TORONTO, June 12, 2012 /CNW/ - Following months of unfair bargaining,
threats to representation rights, unilateral cuts to fees, and
negotiating in bad faith, the Ontario Medical Association (OMA)
announced today that it is applying to the Ontario Superior Court of
Justice for a review of the government's negotiation tactics and
unilateral imposition of cuts to fees and programs on the doctors of
During the two months the government and OMA were in negotiations, the
government refused to engage in any meaningful discussions until the
OMA first agreed to accept $1.1 billion in net funding cuts. It is the
position of the OMA that the government has not negotiated in good
faith. The OMA will ask the court to:
Decide that the Canadian Charter of Rights and Freedoms applies to
Review the government's bargaining tactics in these negotiations and
direct them to bargain in good faith; and
Reverse the government's $340 million in unilateral fee cuts that were
imposed, not in accordance with the requirements of the Charter of
Rights and Freedoms.
Section 2(d) of the Charter of Rights and Freedoms requires governments
to negotiate in good faith as a precondition to taking unilateral
action such as cutting fees.
The government has repeatedly rejected several offers put forward by the
OMA, including a two year freeze on fees and to find $250 million in
savings (the equivalent of a 2.5% fee cut to physicians in Ontario).
The government has also refused the OMA's request to bring a third
party conciliator to ensure fairness in negotiations. Conciliation is
one of the recommended mechanisms to resolve disputes in the Canada

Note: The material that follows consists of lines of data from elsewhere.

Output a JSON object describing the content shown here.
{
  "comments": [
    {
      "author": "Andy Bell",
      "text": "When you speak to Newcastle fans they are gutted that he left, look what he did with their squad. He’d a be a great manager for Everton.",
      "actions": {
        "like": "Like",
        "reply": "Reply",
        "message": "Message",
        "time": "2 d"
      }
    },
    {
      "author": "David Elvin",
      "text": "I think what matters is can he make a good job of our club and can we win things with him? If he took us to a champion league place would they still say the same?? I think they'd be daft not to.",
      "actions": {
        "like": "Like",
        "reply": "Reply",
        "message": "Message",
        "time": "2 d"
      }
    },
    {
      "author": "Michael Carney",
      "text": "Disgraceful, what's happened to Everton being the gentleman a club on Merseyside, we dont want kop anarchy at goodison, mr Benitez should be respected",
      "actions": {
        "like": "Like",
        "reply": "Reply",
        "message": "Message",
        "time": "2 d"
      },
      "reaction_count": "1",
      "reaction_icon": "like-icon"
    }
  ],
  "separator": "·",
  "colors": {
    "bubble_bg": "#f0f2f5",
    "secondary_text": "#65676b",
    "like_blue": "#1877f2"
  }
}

Health Act. The government's decision to proceed unilaterally and cut
programs and fees, and continued resistance to negotiate fairly and
bring a conciliator left the OMA with no choice but to ask the court to
step in and proceed with a Charter challenge.
The OMA pointed to a landmark case in British Columbia where the Supreme
Court of Canada ruled that the right to freedom of association included
the right to bargain collectively. Recognizing the OMA has negotiated
the fee schedule with the Ontario government since introduction of
medicare, the OMA clearly has:
The right to negotiate changes to the schedule of benefits with the
Ontario government; and
Ontario has the obligation to consider OMA submissions with respect to
changes to the schedule of benefits in good faith.
"Here in Canada, everyone is afforded protections under the Charter of
Rights and Freedoms. This includes doctors. It's deeply disappointing
that the government has devalued the role of physicians to the point
where we are forced to take such a drastic step."
"While other provincial governments are working collaboratively with
their physicians, the McGuinty government continues to choose politics
over patients. I really believed that in the interest of patient-care
the government would want to get back to the table and negotiate
fairly. But clearly the government has no intention of bargaining in
good faith with Ontario's doctors. Their stubbornness will have a
negative impact on patient care and puts at risk our ability to recruit
and retain physicians in Ontario."
"Doctors remain available to work with the province to achieve savings
in health care, but we won't do it without an assurance that there will
be a fair process that considers our input. Doctors right across the
province are extremely concerned about what cuts are coming next, and
the total disregard for due process shown by the government."
Dr. Doug Weir
Ontario Medical Association
SOURCE Ontario Medical Association
For further information:
OMA Media Relations at (416) 340-2862 or toll-free at 1-800-268-7215 ext. 2862